Garrincha: An illustrated history with 25 rare photographs
A thing of beauty is a joy forever – is a line immortalized by John Keats in Endymion. ‘Beauty’ is an aspect that has caught the imagination of the human race since its evolution, and ‘Sport’ is that which has united humanity since time immemorial. Over the years, perhaps no other sport in this world has been followed as closely and passionately as football. Apparently, it is a simple game comprising 22 players who run across the length and breadth of a rectangular field with a single ball to execute their craft; but beneath all the running rests ‘a canvas’ on which the greatest performers of the sport paint their picture, which is precisely why it is referred to as, ‘The Beautiful Game’. One of those artists was Manuel Francisco dos Santos, popularly known as Garrincha (a little bird). He was a genius, a folk hero, who scripted innumerable beautiful moments on the field, throughout his lifetime, which, unfortunately lasted just 49 years, as he literally drunk himself to death. On his 83rd birth anniversary, we present an extremely rare and vintage collection of 25 photographs for our readers as part of our homage along with few exclusive snaps with his wife Elza Soares.
Manuel Santos was born on October 28, 1933 in Magé, Rio de Janeiro to an alcoholic father and a mother both from very poor backgrounds. His birth defects included – a deformed spine, right leg bent inwards and left leg six centimetres shorter and curving outwards. The last two were reasons for his gait on the football field and hence the nickname Garrincha. Considering all these setbacks, his feats in the field seem even more unreal.
In 1953, after being rejected by several teams because of his abnormal physique, Garrincha was finally selected by Botafogo on the recommendation of Gentil Cardoso, one of the legendary coaches of the time who had coached all the great teams of Rio de Janeiro. He remains to this day, Botafogo’s global symbol of fame. He played 12 seasons with Botafogo winning three state championships, twice becoming the Brazilian Champion Club and managing one intercontinental Championship.
The 1962 World Cup was Garrincha’s moment of vindication. With Pelé injured, he single-handedly led Brazil to glory. After helping Brazil to a crucial win against Spain by providing an unbelievable through pass to Amarildo in the last league match, he ripped apart England and Chile in the knockout stages by scoring 4 goals in two matches. After the semi-finals, a headline in the Chilean newspaper, El Mercurio read: “What planet is Garrincha from?” Despite suffering from high fever, he played in the final on special appeal as he was sent off in the semis and inspired Brazil to their second successive victory in the World Cup.

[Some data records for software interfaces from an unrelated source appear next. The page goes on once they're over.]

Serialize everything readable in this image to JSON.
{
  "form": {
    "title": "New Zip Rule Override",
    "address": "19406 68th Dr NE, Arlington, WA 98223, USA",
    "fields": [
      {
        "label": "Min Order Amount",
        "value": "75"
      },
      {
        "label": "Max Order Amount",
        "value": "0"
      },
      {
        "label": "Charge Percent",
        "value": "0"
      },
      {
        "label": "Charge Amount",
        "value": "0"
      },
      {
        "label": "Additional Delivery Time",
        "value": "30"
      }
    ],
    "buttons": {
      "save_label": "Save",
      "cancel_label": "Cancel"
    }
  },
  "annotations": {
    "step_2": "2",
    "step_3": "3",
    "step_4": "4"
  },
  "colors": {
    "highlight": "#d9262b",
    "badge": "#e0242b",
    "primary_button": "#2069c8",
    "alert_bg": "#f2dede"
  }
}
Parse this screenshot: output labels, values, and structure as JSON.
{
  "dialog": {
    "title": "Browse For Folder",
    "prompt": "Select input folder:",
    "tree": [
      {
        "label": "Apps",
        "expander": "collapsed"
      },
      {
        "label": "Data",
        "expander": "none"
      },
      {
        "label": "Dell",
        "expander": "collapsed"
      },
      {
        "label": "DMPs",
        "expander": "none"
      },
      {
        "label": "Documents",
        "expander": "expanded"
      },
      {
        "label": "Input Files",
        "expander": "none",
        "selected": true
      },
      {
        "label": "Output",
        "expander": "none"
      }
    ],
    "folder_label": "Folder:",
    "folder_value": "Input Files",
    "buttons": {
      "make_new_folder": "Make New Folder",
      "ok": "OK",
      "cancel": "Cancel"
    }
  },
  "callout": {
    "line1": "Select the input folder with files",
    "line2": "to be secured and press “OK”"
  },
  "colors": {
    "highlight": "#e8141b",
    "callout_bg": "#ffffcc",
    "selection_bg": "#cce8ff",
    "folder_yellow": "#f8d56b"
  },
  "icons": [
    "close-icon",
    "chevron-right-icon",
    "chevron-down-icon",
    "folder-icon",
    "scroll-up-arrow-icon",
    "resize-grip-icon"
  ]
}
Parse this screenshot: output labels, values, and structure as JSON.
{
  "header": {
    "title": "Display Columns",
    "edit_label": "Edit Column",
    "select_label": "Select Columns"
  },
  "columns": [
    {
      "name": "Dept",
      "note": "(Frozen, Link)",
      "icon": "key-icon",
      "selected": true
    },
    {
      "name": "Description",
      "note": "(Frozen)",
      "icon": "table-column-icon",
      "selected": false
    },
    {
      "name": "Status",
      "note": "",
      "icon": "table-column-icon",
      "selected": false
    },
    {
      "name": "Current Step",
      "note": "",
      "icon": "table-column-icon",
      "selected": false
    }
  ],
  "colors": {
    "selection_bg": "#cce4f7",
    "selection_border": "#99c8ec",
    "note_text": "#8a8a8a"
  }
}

So was he a better player than Pelé? Could be yes… could be no… difficult to gauge as they played in different positions. There are some who still believe he is better than Pelé and he did not get his due from the world soccer fraternity as Pelé has received. Pelé was a methodical genius, who knew what he was doing. He had a plan for his actions. He knew his stature in world football and fully utilized it. He appeared in commercials, worked hard, considering his poverty stricken background, and became a global sports icon and a multi-millionaire. Garrincha though, just wanted to have fun – both in the field and off it. His passions in life were football, women and alcohol. The reason I am bringing in Pelé in this tribute to Garrincha is that people tend to limit Brazilian football to Pelé and consider him as a benchmark, time and again. With no disrespect to perhaps football’s greatest ever player, I am just honouring Garrincha by saying that he deserves not to live in the shadow of his great contemporary. Such was the impact of Pelé and Garrincha together that Brazil never lost a match when both played together.
FIFA, in their official tribute to Garrincha refers to him as, “The Chaplin of football’ – and that description probably suits him the best. Legendary South American writer, Eduardo Galeano in his book ‘Soccer in Sun and Shadow’ says: “When he was in form, the pitch became a circus. The ball became an obedient animal, and the game became an invitation to party. Garrincha would shield his pet, the ball, and together they would conjure up some wonderful tricks that would have the spectators in stitches. He would hop over her, and she would bounce over him. Then she would hide before he would escape only to find her already running in front of him. Along the way, his pursuers would crash into each other in their attempts to stop him.”
Words: Deepanjan Deb
Photographs: The photographs are not owned by Goalden Times and we do not claim ownership of these images by any means. All the images are sole property of the respective owners. A huge thanks to Inter Leaning, all4footballblog, Blog DNA Santástico, UOL Entretenimento and Donna for the brilliant archive.